WORK REQUEST: Go over the listing below line by line, and return each one holding the string "time".

EXTRACTED MATERIAL:
- - - -

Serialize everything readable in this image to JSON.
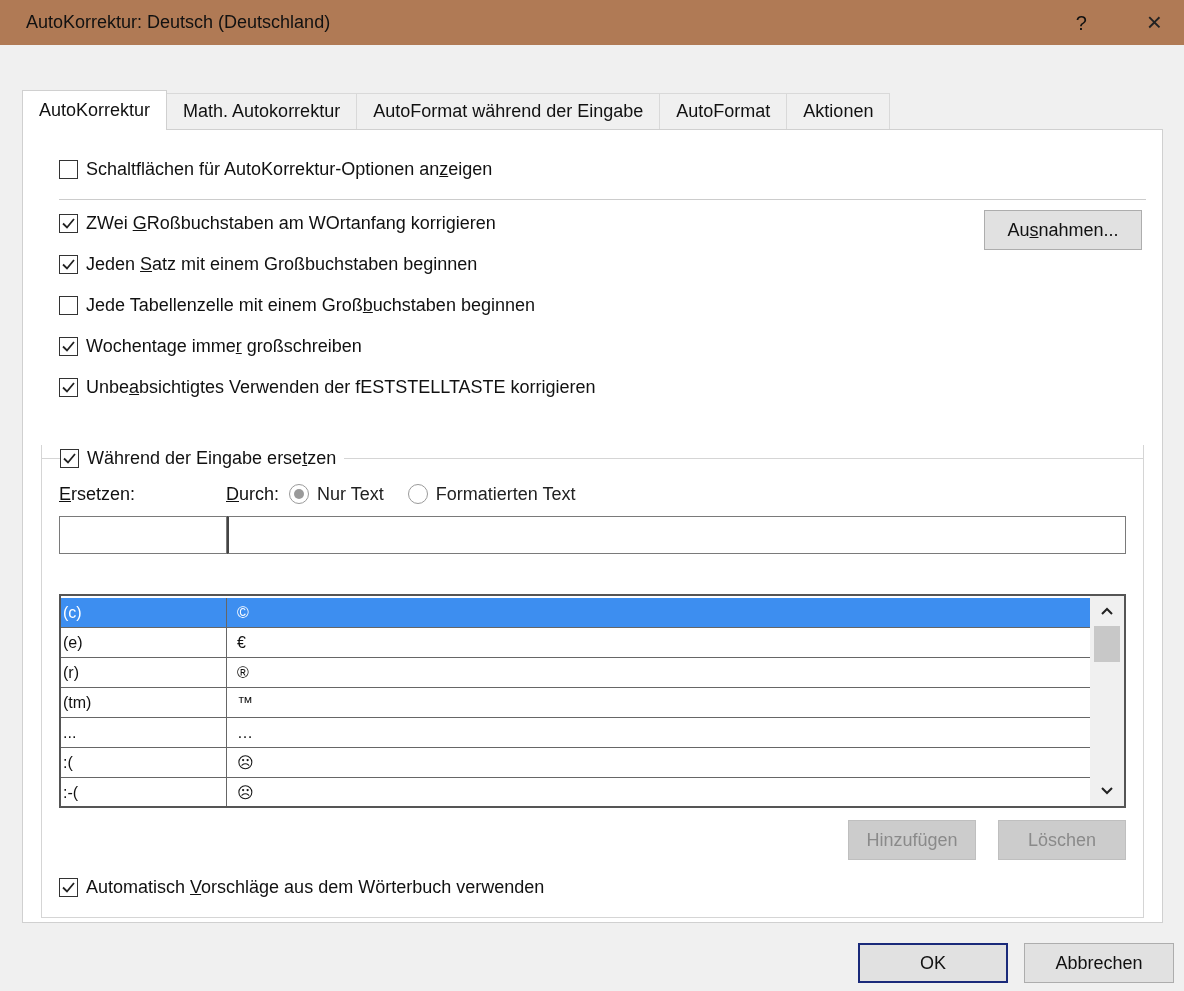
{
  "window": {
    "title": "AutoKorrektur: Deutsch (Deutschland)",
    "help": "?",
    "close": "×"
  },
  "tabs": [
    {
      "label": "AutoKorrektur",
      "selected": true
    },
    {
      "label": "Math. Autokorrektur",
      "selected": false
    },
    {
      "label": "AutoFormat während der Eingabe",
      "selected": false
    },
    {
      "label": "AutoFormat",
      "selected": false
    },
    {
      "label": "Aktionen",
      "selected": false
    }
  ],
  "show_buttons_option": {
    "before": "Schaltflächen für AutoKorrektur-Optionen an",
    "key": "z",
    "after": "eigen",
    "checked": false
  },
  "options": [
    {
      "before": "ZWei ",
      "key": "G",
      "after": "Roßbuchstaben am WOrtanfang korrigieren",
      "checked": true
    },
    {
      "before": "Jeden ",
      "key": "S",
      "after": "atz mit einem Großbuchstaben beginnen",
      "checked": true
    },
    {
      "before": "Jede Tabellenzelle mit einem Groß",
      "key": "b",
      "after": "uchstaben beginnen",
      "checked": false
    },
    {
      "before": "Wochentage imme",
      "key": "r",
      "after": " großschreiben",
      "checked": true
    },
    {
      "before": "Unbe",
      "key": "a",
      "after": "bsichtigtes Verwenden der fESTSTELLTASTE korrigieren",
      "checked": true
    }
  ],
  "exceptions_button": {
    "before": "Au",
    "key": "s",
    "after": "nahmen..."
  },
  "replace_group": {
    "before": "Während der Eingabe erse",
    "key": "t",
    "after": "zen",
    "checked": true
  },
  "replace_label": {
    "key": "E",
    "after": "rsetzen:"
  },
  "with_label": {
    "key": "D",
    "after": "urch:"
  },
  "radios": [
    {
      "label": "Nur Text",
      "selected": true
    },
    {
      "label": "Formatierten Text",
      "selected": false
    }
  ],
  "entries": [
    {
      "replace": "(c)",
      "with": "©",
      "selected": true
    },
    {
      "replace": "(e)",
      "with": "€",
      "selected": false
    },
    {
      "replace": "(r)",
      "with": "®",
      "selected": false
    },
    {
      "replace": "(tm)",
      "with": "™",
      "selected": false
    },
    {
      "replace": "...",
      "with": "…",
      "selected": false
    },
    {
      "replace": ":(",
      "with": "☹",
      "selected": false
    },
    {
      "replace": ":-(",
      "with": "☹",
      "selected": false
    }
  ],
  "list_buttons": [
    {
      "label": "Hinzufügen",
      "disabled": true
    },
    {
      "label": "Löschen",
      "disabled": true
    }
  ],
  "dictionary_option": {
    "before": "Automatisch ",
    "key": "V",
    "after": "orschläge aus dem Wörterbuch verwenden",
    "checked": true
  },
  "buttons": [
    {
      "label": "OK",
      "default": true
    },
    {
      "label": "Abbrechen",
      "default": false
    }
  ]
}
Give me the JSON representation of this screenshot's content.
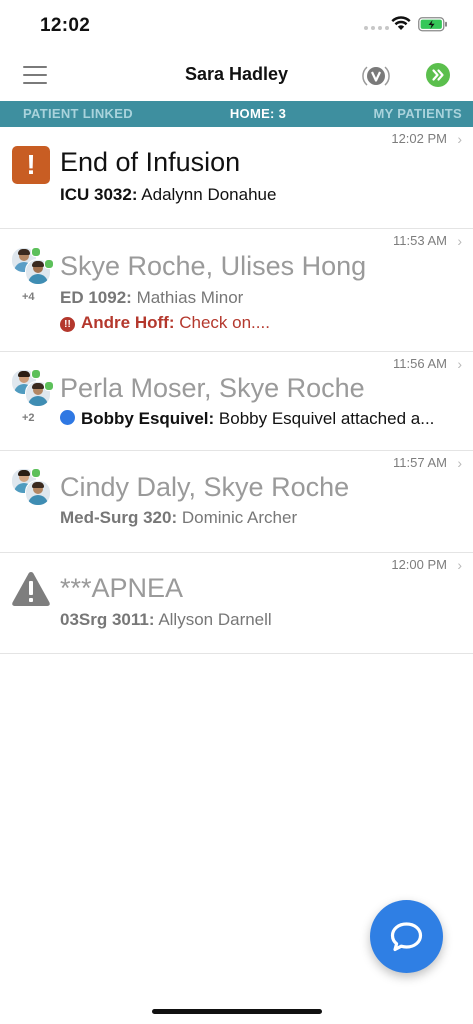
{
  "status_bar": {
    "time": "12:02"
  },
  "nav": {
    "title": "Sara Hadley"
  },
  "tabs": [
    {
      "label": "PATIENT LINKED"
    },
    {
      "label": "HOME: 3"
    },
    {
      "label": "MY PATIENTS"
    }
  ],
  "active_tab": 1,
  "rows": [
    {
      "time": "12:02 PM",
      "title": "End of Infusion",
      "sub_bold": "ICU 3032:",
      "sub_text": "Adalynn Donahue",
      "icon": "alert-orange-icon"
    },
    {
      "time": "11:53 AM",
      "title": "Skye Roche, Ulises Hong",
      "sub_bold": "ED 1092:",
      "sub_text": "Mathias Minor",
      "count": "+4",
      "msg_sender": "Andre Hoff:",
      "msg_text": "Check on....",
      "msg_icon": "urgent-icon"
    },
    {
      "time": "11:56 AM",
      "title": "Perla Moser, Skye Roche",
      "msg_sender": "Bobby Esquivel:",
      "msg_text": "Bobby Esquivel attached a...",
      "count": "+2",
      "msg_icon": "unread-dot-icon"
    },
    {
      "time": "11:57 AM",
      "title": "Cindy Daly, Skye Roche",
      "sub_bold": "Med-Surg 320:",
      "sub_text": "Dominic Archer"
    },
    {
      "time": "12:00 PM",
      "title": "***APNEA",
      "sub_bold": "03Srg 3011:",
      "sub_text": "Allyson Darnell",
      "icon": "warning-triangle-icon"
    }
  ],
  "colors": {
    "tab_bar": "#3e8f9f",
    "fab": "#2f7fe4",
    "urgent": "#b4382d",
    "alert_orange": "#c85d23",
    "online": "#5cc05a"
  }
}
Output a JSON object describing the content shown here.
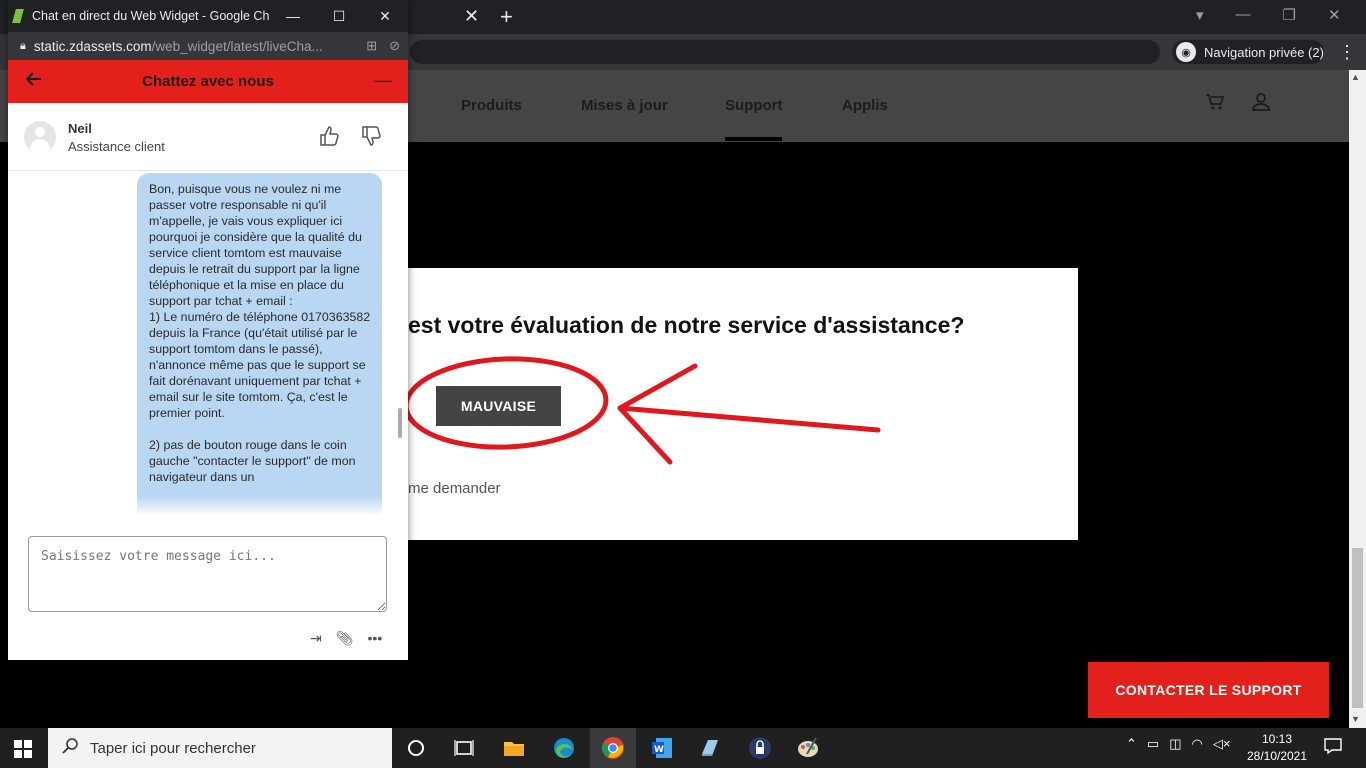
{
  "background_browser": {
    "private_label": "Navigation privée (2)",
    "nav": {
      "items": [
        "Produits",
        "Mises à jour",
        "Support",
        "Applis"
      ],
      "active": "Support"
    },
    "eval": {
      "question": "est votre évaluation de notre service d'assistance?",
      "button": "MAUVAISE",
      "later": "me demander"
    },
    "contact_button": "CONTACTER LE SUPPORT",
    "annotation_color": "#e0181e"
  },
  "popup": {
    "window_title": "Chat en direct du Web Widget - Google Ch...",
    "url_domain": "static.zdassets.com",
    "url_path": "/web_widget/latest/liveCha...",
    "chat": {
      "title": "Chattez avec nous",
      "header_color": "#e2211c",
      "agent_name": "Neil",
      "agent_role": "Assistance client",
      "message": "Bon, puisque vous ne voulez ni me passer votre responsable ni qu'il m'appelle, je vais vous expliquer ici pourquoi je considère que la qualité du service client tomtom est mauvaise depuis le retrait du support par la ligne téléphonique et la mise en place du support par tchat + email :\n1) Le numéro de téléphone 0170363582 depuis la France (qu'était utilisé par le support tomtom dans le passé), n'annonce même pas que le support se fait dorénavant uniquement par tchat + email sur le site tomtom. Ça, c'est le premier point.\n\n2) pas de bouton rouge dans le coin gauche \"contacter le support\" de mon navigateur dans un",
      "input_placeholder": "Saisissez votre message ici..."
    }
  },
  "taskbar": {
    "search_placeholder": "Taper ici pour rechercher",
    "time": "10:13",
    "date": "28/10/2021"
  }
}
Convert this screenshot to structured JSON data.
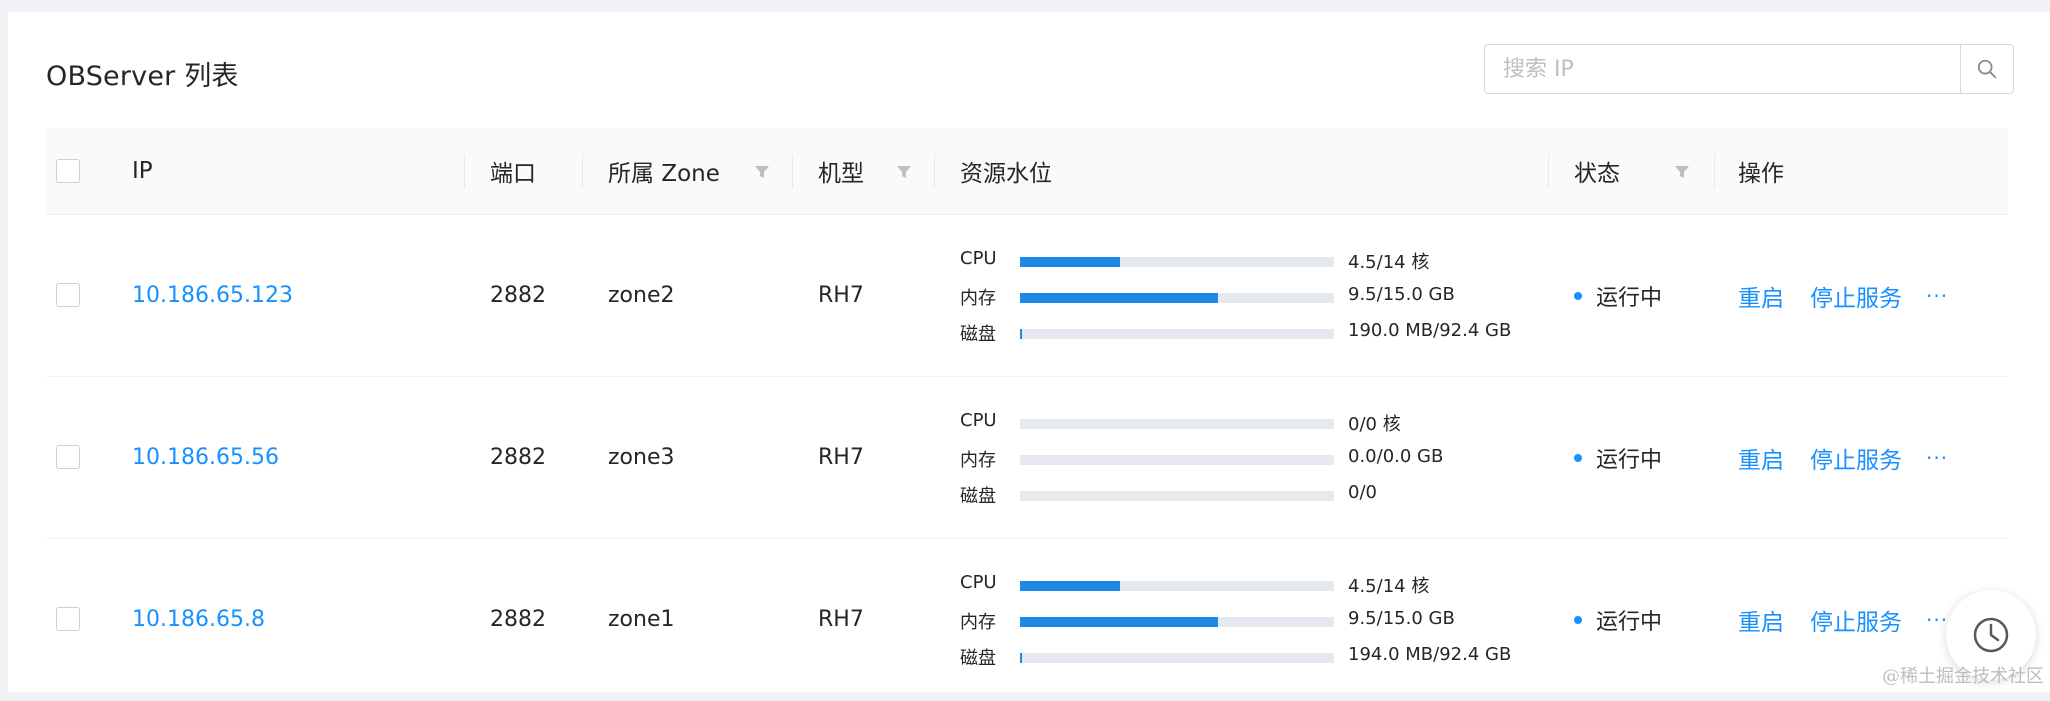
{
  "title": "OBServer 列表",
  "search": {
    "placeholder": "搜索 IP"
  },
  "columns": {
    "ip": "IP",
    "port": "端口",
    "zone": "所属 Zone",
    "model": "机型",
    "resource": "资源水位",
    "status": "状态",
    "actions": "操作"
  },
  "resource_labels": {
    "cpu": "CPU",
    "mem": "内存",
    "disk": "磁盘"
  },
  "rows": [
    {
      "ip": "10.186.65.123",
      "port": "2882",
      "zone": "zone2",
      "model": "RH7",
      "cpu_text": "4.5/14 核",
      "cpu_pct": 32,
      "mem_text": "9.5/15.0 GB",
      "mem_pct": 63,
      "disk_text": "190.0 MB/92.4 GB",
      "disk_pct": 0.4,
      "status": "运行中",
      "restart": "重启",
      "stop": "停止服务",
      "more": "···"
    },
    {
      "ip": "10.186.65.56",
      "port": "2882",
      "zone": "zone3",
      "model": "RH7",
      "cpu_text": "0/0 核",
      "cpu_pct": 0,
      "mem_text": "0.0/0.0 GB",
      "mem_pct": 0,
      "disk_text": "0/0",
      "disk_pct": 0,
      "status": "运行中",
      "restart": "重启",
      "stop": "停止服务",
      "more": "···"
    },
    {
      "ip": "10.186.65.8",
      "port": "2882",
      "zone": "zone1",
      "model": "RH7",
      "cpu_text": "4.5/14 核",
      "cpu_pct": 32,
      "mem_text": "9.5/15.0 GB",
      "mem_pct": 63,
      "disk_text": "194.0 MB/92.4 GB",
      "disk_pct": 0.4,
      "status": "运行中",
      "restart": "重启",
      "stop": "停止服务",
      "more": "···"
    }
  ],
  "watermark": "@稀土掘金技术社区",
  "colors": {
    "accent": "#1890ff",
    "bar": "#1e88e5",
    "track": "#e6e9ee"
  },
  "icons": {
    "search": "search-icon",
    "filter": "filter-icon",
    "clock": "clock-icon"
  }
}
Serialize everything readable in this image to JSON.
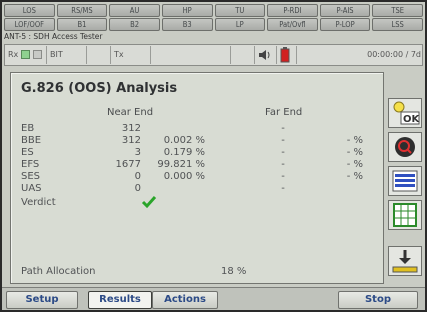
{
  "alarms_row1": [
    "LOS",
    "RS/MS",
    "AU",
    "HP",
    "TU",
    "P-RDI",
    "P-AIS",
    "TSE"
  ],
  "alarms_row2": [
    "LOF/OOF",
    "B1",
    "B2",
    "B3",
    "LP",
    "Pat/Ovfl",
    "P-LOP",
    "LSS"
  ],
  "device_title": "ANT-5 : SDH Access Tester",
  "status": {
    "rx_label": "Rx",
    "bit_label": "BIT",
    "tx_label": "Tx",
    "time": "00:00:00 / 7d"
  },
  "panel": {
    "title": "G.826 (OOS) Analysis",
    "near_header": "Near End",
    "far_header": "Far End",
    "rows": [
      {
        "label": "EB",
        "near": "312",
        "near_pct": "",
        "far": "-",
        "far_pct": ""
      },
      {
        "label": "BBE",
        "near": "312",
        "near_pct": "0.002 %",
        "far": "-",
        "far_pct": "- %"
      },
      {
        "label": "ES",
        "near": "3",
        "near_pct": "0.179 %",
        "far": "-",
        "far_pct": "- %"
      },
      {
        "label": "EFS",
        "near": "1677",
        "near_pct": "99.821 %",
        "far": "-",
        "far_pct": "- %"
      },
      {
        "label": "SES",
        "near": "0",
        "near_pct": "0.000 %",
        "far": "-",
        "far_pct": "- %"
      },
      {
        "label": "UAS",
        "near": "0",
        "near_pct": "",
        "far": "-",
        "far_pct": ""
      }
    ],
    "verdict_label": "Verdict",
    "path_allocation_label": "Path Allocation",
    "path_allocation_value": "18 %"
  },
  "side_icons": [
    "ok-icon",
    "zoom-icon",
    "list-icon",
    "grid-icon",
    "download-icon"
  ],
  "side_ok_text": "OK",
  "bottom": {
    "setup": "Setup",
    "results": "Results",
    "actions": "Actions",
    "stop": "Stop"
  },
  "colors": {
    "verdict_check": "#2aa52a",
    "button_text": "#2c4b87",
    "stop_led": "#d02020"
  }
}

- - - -

SOLUTION FOR THIS TASK:
    "time": "12:02"
      "time": "12:02 PM",
      "time": "11:53 AM",
      "time": "11:56 AM",
      "time": "11:57 AM",
      "time": "12:00 PM",
    "time": "10:13",
    "time": "00:00:00 / 7d"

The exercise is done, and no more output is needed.